▶ **Task details**: Here the job is to retype the data word for word while leaving the pictures aside.

Records provided: Begin

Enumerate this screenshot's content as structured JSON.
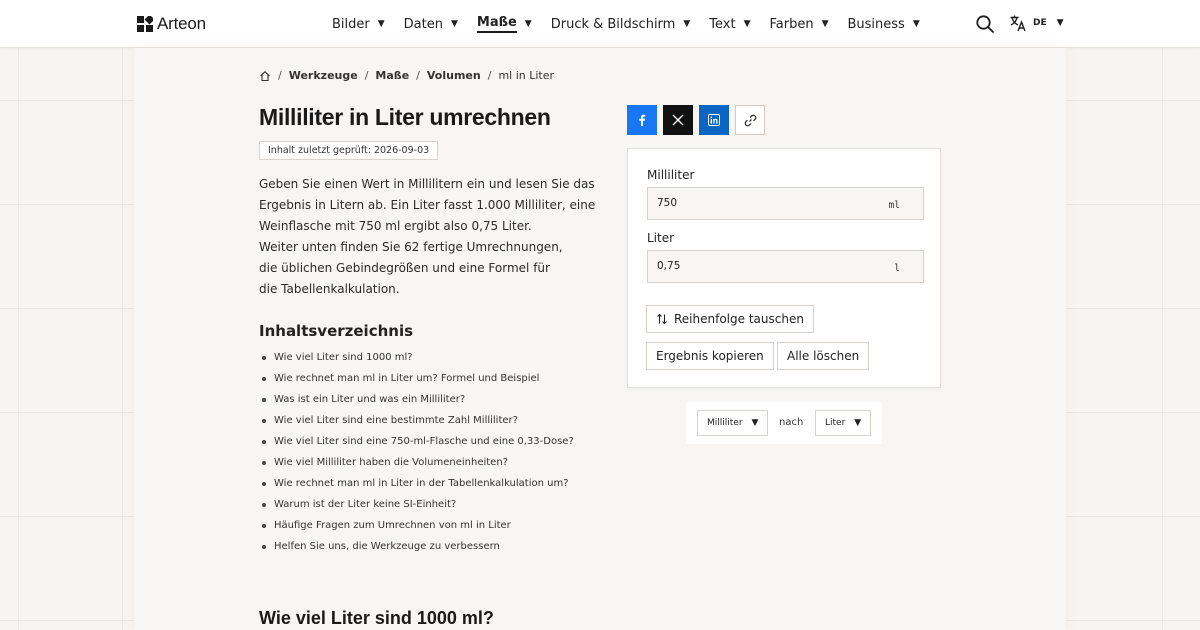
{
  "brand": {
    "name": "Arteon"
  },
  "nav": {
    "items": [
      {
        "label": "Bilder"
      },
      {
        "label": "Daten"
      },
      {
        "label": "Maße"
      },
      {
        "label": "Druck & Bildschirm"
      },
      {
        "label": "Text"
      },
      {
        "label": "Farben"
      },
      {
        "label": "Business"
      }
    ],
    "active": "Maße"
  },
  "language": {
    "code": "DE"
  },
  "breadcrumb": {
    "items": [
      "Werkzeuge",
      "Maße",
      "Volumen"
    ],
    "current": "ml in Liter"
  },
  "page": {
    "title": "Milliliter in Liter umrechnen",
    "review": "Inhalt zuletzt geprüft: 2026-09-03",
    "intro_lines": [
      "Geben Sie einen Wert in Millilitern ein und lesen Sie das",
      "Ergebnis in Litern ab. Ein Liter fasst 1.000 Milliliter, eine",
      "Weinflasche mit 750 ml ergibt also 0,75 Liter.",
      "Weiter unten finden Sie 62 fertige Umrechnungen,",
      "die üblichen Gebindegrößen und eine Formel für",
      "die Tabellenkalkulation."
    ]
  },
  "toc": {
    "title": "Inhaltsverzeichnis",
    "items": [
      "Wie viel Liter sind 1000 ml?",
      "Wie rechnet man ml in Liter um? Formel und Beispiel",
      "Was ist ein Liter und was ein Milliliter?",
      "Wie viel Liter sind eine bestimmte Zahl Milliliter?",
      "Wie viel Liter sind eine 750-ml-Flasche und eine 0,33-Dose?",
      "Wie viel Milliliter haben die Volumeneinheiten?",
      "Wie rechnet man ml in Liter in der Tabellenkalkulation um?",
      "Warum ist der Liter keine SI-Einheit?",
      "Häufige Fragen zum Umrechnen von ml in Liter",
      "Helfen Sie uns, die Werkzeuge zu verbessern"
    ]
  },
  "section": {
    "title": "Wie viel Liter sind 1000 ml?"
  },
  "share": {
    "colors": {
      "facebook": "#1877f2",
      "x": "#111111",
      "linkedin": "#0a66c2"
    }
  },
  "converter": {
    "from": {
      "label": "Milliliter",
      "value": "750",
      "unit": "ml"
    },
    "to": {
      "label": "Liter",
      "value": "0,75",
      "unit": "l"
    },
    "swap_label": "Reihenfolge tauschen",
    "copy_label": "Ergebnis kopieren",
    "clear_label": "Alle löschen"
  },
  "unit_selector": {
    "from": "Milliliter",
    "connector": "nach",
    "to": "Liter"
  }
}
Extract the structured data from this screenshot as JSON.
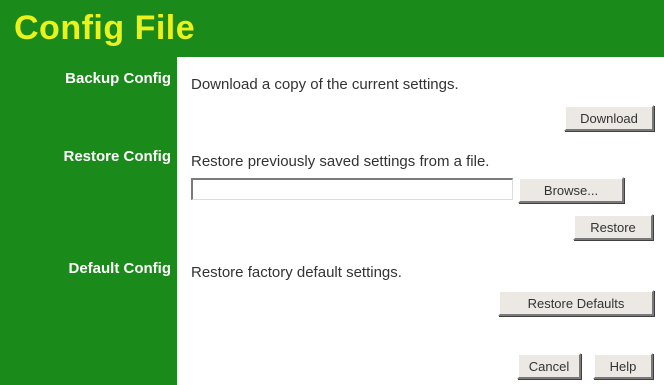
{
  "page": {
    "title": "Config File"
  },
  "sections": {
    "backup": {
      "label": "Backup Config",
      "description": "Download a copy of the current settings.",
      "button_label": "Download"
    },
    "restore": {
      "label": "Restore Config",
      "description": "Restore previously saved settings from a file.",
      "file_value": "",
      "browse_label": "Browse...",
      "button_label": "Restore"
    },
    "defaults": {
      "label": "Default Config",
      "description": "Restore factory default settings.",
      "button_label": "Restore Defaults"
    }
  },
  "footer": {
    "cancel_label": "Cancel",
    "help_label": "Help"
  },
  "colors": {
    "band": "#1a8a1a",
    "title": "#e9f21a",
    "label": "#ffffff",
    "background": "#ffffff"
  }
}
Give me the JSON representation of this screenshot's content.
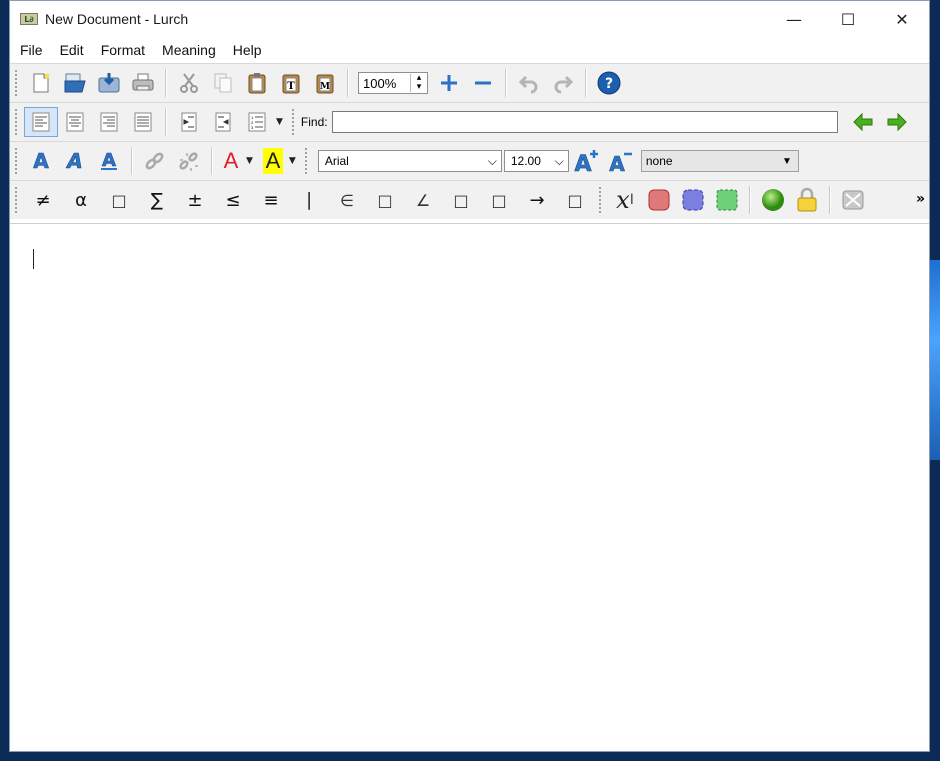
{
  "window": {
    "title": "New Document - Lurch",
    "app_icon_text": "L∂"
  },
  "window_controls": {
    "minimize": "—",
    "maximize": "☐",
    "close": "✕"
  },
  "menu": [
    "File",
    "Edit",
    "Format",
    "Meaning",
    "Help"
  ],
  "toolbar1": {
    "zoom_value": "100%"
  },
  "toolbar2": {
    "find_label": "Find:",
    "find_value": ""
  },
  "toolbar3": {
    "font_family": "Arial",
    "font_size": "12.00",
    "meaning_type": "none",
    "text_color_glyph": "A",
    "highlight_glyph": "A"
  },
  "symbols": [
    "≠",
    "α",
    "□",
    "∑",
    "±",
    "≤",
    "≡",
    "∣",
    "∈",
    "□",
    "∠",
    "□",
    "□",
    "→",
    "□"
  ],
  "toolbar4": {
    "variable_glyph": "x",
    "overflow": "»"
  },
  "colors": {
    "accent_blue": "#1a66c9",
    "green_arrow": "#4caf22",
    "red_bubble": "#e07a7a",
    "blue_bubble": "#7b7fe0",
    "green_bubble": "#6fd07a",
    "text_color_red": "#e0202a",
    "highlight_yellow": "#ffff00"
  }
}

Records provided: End

▶ **Exercise response**:
Enumerate this screenshot's content as structured JSON.
{
  "brand": {
    "name": "Arteon"
  },
  "nav": {
    "items": [
      {
        "label": "Bilder"
      },
      {
        "label": "Daten"
      },
      {
        "label": "Maße"
      },
      {
        "label": "Druck & Bildschirm"
      },
      {
        "label": "Text"
      },
      {
        "label": "Farben"
      },
      {
        "label": "Business"
      }
    ],
    "active": "Maße"
  },
  "language": {
    "code": "DE"
  },
  "breadcrumb": {
    "items": [
      "Werkzeuge",
      "Maße",
      "Volumen"
    ],
    "current": "ml in Liter"
  },
  "page": {
    "title": "Milliliter in Liter umrechnen",
    "review": "Inhalt zuletzt geprüft: 2026-09-03",
    "intro_lines": [
      "Geben Sie einen Wert in Millilitern ein und lesen Sie das",
      "Ergebnis in Litern ab. Ein Liter fasst 1.000 Milliliter, eine",
      "Weinflasche mit 750 ml ergibt also 0,75 Liter.",
      "Weiter unten finden Sie 62 fertige Umrechnungen,",
      "die üblichen Gebindegrößen und eine Formel für",
      "die Tabellenkalkulation."
    ]
  },
  "toc": {
    "title": "Inhaltsverzeichnis",
    "items": [
      "Wie viel Liter sind 1000 ml?",
      "Wie rechnet man ml in Liter um? Formel und Beispiel",
      "Was ist ein Liter und was ein Milliliter?",
      "Wie viel Liter sind eine bestimmte Zahl Milliliter?",
      "Wie viel Liter sind eine 750-ml-Flasche und eine 0,33-Dose?",
      "Wie viel Milliliter haben die Volumeneinheiten?",
      "Wie rechnet man ml in Liter in der Tabellenkalkulation um?",
      "Warum ist der Liter keine SI-Einheit?",
      "Häufige Fragen zum Umrechnen von ml in Liter",
      "Helfen Sie uns, die Werkzeuge zu verbessern"
    ]
  },
  "section": {
    "title": "Wie viel Liter sind 1000 ml?"
  },
  "share": {
    "colors": {
      "facebook": "#1877f2",
      "x": "#111111",
      "linkedin": "#0a66c2"
    }
  },
  "converter": {
    "from": {
      "label": "Milliliter",
      "value": "750",
      "unit": "ml"
    },
    "to": {
      "label": "Liter",
      "value": "0,75",
      "unit": "l"
    },
    "swap_label": "Reihenfolge tauschen",
    "copy_label": "Ergebnis kopieren",
    "clear_label": "Alle löschen"
  },
  "unit_selector": {
    "from": "Milliliter",
    "connector": "nach",
    "to": "Liter"
  }
}
Extract the structured data from this screenshot as JSON.
{
  "page": {
    "title": "Config File"
  },
  "sections": {
    "backup": {
      "label": "Backup Config",
      "description": "Download a copy of the current settings.",
      "button_label": "Download"
    },
    "restore": {
      "label": "Restore Config",
      "description": "Restore previously saved settings from a file.",
      "file_value": "",
      "browse_label": "Browse...",
      "button_label": "Restore"
    },
    "defaults": {
      "label": "Default Config",
      "description": "Restore factory default settings.",
      "button_label": "Restore Defaults"
    }
  },
  "footer": {
    "cancel_label": "Cancel",
    "help_label": "Help"
  },
  "colors": {
    "band": "#1a8a1a",
    "title": "#e9f21a",
    "label": "#ffffff",
    "background": "#ffffff"
  }
}
Give me the JSON representation of this screenshot's content.
{
  "window": {
    "title": "New Document - Lurch",
    "app_icon_text": "L∂"
  },
  "window_controls": {
    "minimize": "—",
    "maximize": "☐",
    "close": "✕"
  },
  "menu": [
    "File",
    "Edit",
    "Format",
    "Meaning",
    "Help"
  ],
  "toolbar1": {
    "zoom_value": "100%"
  },
  "toolbar2": {
    "find_label": "Find:",
    "find_value": ""
  },
  "toolbar3": {
    "font_family": "Arial",
    "font_size": "12.00",
    "meaning_type": "none",
    "text_color_glyph": "A",
    "highlight_glyph": "A"
  },
  "symbols": [
    "≠",
    "α",
    "□",
    "∑",
    "±",
    "≤",
    "≡",
    "∣",
    "∈",
    "□",
    "∠",
    "□",
    "□",
    "→",
    "□"
  ],
  "toolbar4": {
    "variable_glyph": "x",
    "overflow": "»"
  },
  "colors": {
    "accent_blue": "#1a66c9",
    "green_arrow": "#4caf22",
    "red_bubble": "#e07a7a",
    "blue_bubble": "#7b7fe0",
    "green_bubble": "#6fd07a",
    "text_color_red": "#e0202a",
    "highlight_yellow": "#ffff00"
  }
}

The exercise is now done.